Recording quality is paramount, as it sets the foundation for the final sound.
It ensures that the captured audio is detailed and free from unwanted artifacts.
The ability to carry out certain advanced features helps to emulate a professional recording experience, like:
- Configuring pre-record buffers
- Setting appropriate gain staging parameters
Nowadays, you don’t need a fancy recording studio to record audio (and edit audio) like a true professional.
Features like loop recording, where multiple takes are recorded over the same section, and punch-in/punch-out recording are invaluable for achieving the perfect take.
The ability to use the best segments from various takes in a seamless performance is a standard practice in modern music production.
And DAWs, the unsung heroes, are designed to make this process intuitive and efficient.
Editing Audio: From Audio Waveforms to Final Product

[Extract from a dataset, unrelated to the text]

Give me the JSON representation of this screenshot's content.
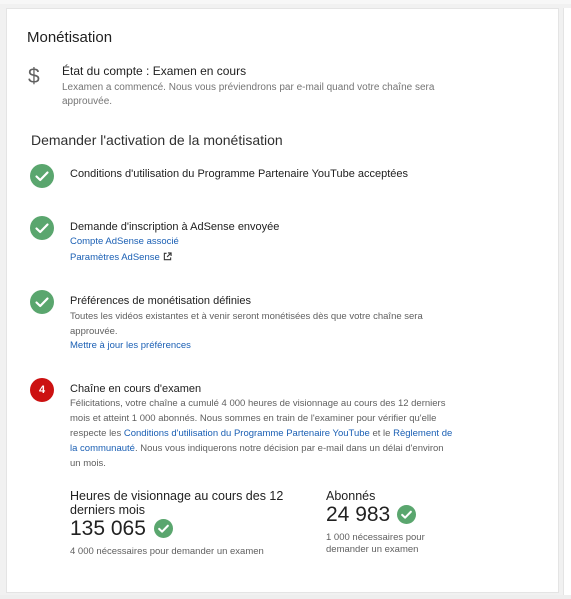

Once your tracks are recorded, the digital audio workstation (DAW) becomes an environment for meticulous audio editing.
The waveform display on each track gives a visual representation of the audio.
This ensures the audio recorded can be sliced, moved, and manipulated with precision.
The tools for audio editing, ranging from simple cut, copy, and paste to advanced time-stretching and pitch-shifting, are essential for shaping raw recordings.
Modern DAWs provide a suite of editing tools designed for every aspect of audio manipulation, like:
- Slip editing 一 Allows for adjusting the timing of clips within a track
- Fade and crossfade functions 一 Eliminate clicks and pops
These audio editor(s) features are fundamental for editing audio and creating clean and coherent audio productions.
For music producers, the DAW is not just a recording tool but a creative partner that offers transformative editing audio features.
Beat mapping and groove extraction can align off-grid recordings to a project’s tempo, maintaining rhythmic consistency across all elements.
Time-stretching and pitch correction capabilities within DAWs have revolutionized modern music production.
When you edit audio, these processes are used not only to correct timing and pitch discrepancies but also as creative audio effects in their own right.
Utilize a digital audio processor correctly, and you can edit audio like a professional.
An overlooked aspect of audio editing in a DAW is preserving audio quality throughout the process.
High-fidelity algorithms ensure that even the most aggressive edits do not degrade the sonic integrity of the recording.
Therefore, you can maintain the richness and detail of the original performance throughout the editing stage.
After this article, it’s clear that DAWs are more than just a luxury…
They are a fundamental necessity for anyone serious about music production.
DAWs offer a remarkable fusion of technology and creativity, allowing you to craft, edit, and refine your work with unparalleled precision and control.
Through the various features and capabilities we’ve dissected, DAWs have proven to be indispensable.
They streamline the music creation process, making workflow not only more efficient but also more intuitive.
And now, you have all the tips, tricks, and secrets to streamline this process.
To cement your understanding and give you a head start, the highly-renowned Free Project Files pack is an invaluable resource that you need in your production arsenal.
This pack contains 3 meticulously crafted project files 一 providing you with a transparent view of how professional-quality tracks are constructed.
Each project file is adapted for use in three of the major DAWs we’ve discussed: Ableton Live, FL Studio, and Logic Pro.
These aren’t just templates; they are blueprints to mastering the inner workings of a DAW.
By dissecting these project files, you’ll gain insights into layering, sequencing, effect chains, and mixing approaches that only enhance your tracks and workflow.
Whether you’re just starting out or looking to polish your skills, these files are your springboard to achieving a pro-quality sound.
With the foundation laid out in this article and the Free Project Files pack at your disposal, you are now equipped to master your DAW of choice and transform your music.
Until next time…